◆ **EXERCISE AIM**
The answer must consist of each line below that contains the string "title".

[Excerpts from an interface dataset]
---

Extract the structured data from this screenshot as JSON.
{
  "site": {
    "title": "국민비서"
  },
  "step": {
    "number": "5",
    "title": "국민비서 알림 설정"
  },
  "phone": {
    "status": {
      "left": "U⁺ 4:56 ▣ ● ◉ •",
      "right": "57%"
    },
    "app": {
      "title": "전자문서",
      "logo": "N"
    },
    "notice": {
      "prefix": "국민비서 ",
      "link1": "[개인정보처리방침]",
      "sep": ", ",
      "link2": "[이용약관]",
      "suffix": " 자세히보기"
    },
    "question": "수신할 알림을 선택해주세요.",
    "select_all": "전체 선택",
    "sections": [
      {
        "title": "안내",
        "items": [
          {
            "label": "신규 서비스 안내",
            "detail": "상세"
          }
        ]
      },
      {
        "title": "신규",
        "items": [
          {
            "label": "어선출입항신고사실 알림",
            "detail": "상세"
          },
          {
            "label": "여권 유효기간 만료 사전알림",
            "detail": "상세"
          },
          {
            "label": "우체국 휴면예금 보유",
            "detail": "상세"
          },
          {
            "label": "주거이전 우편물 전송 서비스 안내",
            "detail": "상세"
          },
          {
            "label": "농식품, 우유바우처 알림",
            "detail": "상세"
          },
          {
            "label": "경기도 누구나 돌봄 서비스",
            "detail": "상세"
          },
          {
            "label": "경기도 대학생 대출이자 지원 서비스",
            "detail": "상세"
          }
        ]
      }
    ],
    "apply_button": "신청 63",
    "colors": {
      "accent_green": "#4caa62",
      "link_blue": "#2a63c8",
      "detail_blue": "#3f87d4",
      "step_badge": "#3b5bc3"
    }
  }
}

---

◆ **SOLVED EXERCISE**
    "title": "국민비서"
    "title": "국민비서 알림 설정"
      "title": "전자문서",
        "title": "안내",
        "title": "신규",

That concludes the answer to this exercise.